# Task prompt:
Show every line from the data below that includes "Kernel".

[App and web page records]
★ ★ ★
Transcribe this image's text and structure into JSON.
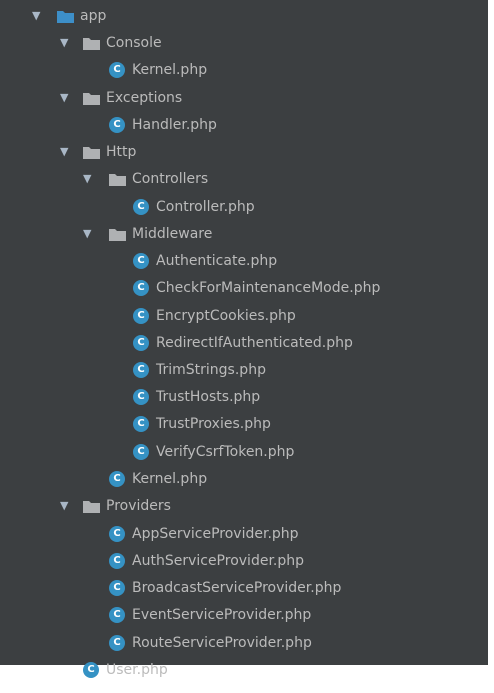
{
  "tree": {
    "app": "app",
    "console": "Console",
    "console_kernel": "Kernel.php",
    "exceptions": "Exceptions",
    "handler": "Handler.php",
    "http": "Http",
    "controllers": "Controllers",
    "controller": "Controller.php",
    "middleware": "Middleware",
    "middleware_files": [
      "Authenticate.php",
      "CheckForMaintenanceMode.php",
      "EncryptCookies.php",
      "RedirectIfAuthenticated.php",
      "TrimStrings.php",
      "TrustHosts.php",
      "TrustProxies.php",
      "VerifyCsrfToken.php"
    ],
    "http_kernel": "Kernel.php",
    "providers": "Providers",
    "provider_files": [
      "AppServiceProvider.php",
      "AuthServiceProvider.php",
      "BroadcastServiceProvider.php",
      "EventServiceProvider.php",
      "RouteServiceProvider.php"
    ],
    "user": "User.php"
  },
  "icons": {
    "expanded_arrow": "expanded-arrow-icon",
    "folder": "folder-icon",
    "class": "php-class-icon",
    "class_letter": "C"
  },
  "colors": {
    "background": "#3c3f41",
    "text": "#bbbbbb",
    "folder": "#afb1b3",
    "app_folder": "#3d8fc8",
    "class_icon": "#3592c4"
  }
}
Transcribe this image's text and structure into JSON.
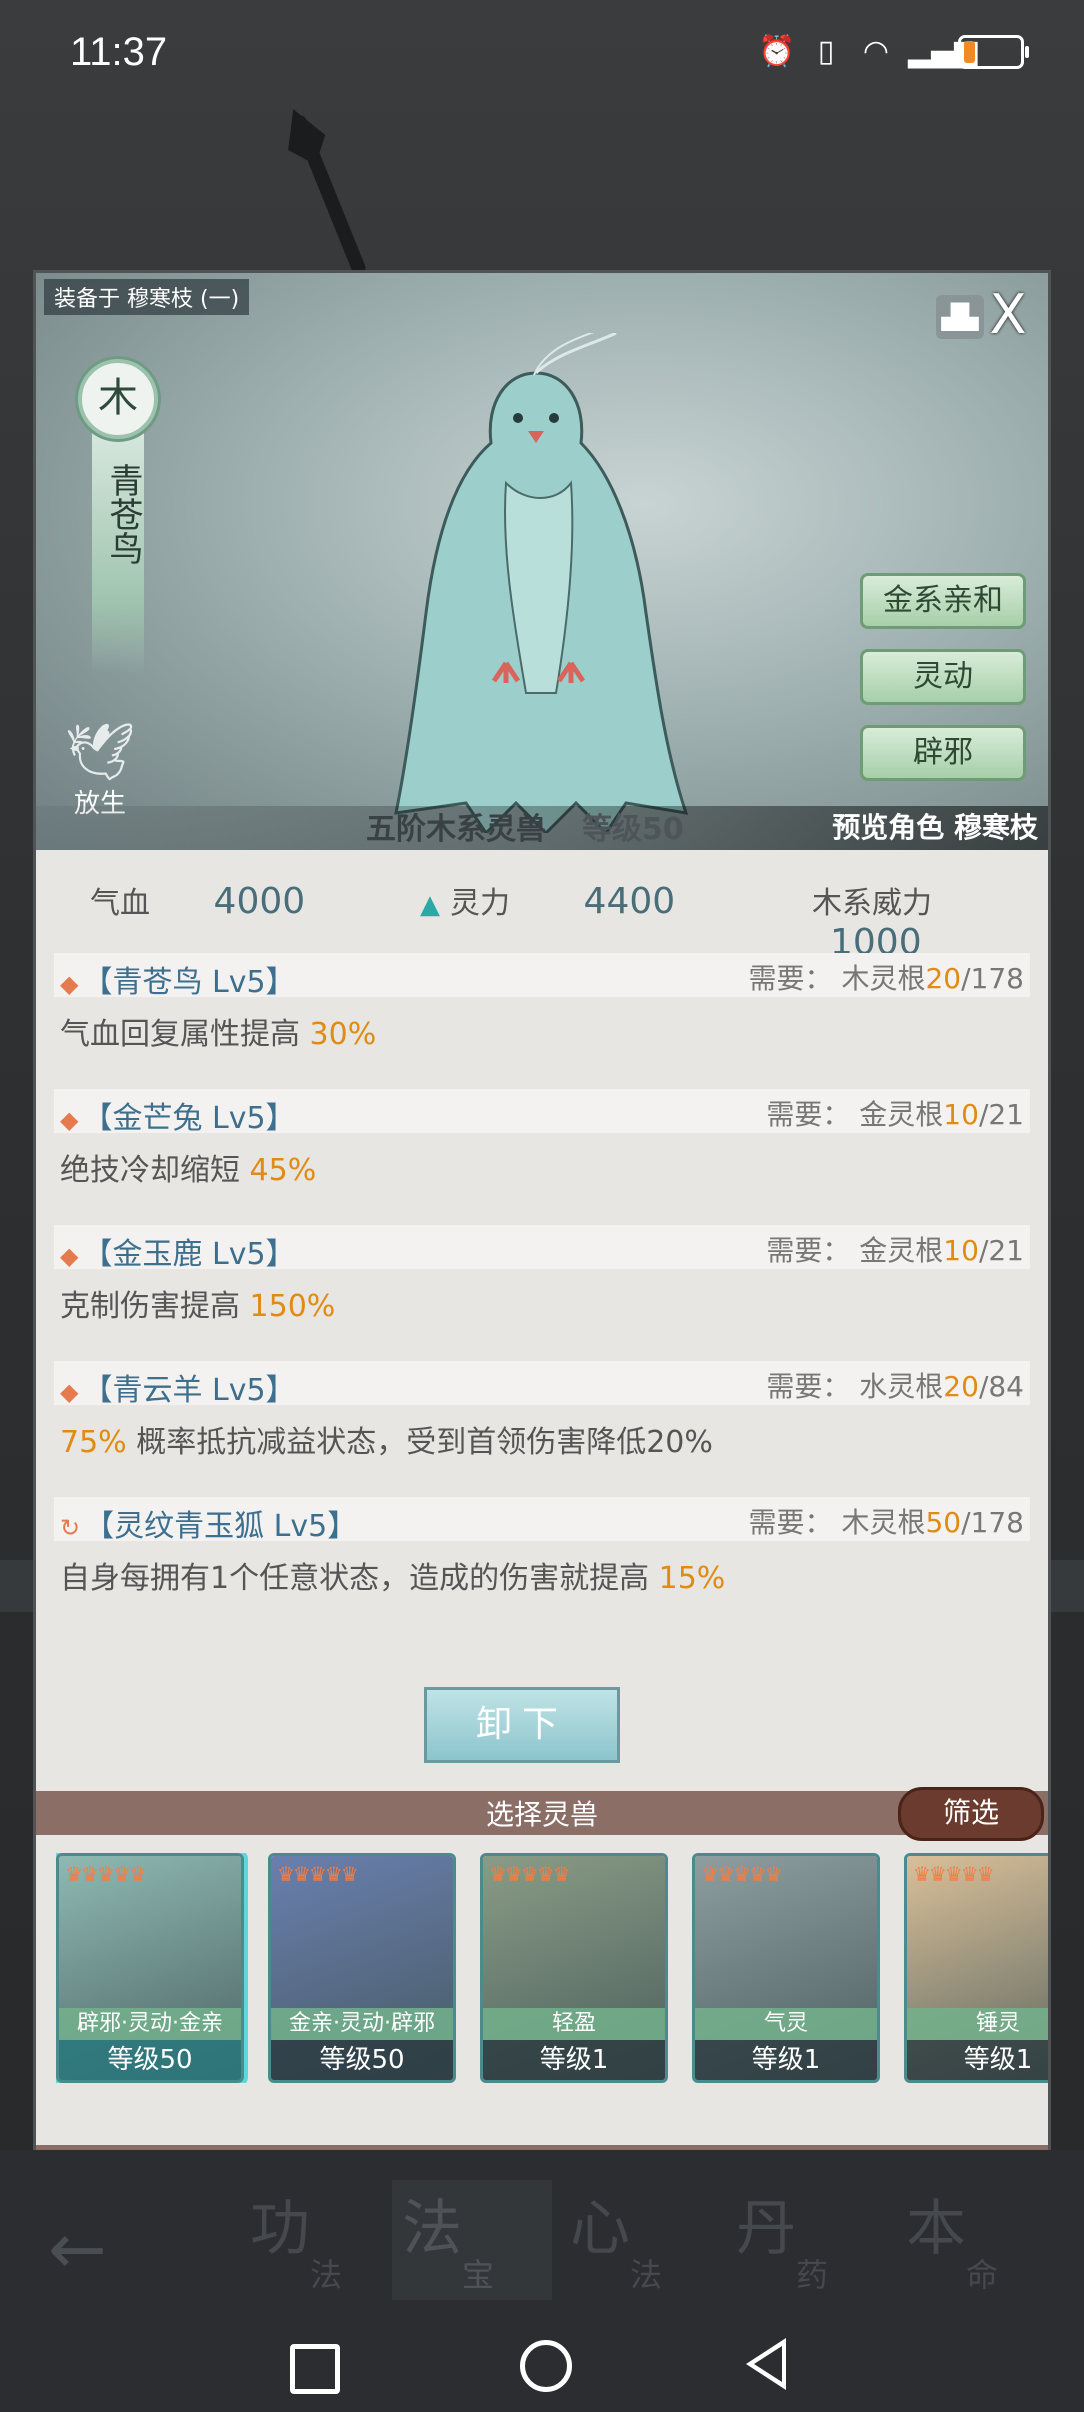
{
  "status_bar": {
    "time": "11:37",
    "battery_percent": 20
  },
  "hero": {
    "equipped_on": "装备于 穆寒枝 (一)",
    "element": "木",
    "beast_name": "青苍鸟",
    "release_label": "放生",
    "traits": [
      "金系亲和",
      "灵动",
      "辟邪"
    ],
    "tier_text": "五阶木系灵兽",
    "level_text": "等级50",
    "preview_text": "预览角色 穆寒枝",
    "close_symbol": "X"
  },
  "stats": {
    "hp_label": "气血",
    "hp_value": "4000",
    "spirit_label": "灵力",
    "spirit_value": "4400",
    "wood_power_label": "木系威力",
    "wood_power_value": "1000"
  },
  "skills": [
    {
      "name": "【青苍鸟 Lv5】",
      "req_label": "需要：",
      "req_root": "木灵根",
      "req_cur": "20",
      "req_max": "/178",
      "desc": "气血回复属性提高 ",
      "hl": "30%",
      "desc_after": "",
      "icon": "diamond-icon"
    },
    {
      "name": "【金芒兔 Lv5】",
      "req_label": "需要：",
      "req_root": "金灵根",
      "req_cur": "10",
      "req_max": "/21",
      "desc": "绝技冷却缩短 ",
      "hl": "45%",
      "desc_after": "",
      "icon": "diamond-icon"
    },
    {
      "name": "【金玉鹿 Lv5】",
      "req_label": "需要：",
      "req_root": "金灵根",
      "req_cur": "10",
      "req_max": "/21",
      "desc": "克制伤害提高 ",
      "hl": "150%",
      "desc_after": "",
      "icon": "diamond-icon"
    },
    {
      "name": "【青云羊 Lv5】",
      "req_label": "需要：",
      "req_root": "水灵根",
      "req_cur": "20",
      "req_max": "/84",
      "desc": "",
      "hl": "75%",
      "desc_after": " 概率抵抗减益状态，受到首领伤害降低20%",
      "icon": "diamond-icon"
    },
    {
      "name": "【灵纹青玉狐 Lv5】",
      "req_label": "需要：",
      "req_root": "木灵根",
      "req_cur": "50",
      "req_max": "/178",
      "desc": "自身每拥有1个任意状态，造成的伤害就提高 ",
      "hl": "15%",
      "desc_after": "",
      "icon": "refresh-icon"
    }
  ],
  "unequip_label": "卸下",
  "select_title": "选择灵兽",
  "filter_label": "筛选",
  "cards": [
    {
      "trait": "辟邪·灵动·金亲",
      "level": "等级50",
      "stars": "♛♛♛♛♛",
      "color": "#8fb9b3"
    },
    {
      "trait": "金亲·灵动·辟邪",
      "level": "等级50",
      "stars": "♛♛♛♛♛",
      "color": "#6a7fae"
    },
    {
      "trait": "轻盈",
      "level": "等级1",
      "stars": "♛♛♛♛♛",
      "color": "#8a9c86"
    },
    {
      "trait": "气灵",
      "level": "等级1",
      "stars": "♛♛♛♛♛",
      "color": "#8e9ea0"
    },
    {
      "trait": "锤灵",
      "level": "等级1",
      "stars": "♛♛♛♛♛",
      "color": "#d9bf98"
    }
  ],
  "tabs": [
    {
      "big": "功",
      "small": "法"
    },
    {
      "big": "法",
      "small": "宝"
    },
    {
      "big": "心",
      "small": "法"
    },
    {
      "big": "丹",
      "small": "药"
    },
    {
      "big": "本",
      "small": "命"
    }
  ]
}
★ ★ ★
# Answer box:
    "console_kernel": "Kernel.php",
    "http_kernel": "Kernel.php",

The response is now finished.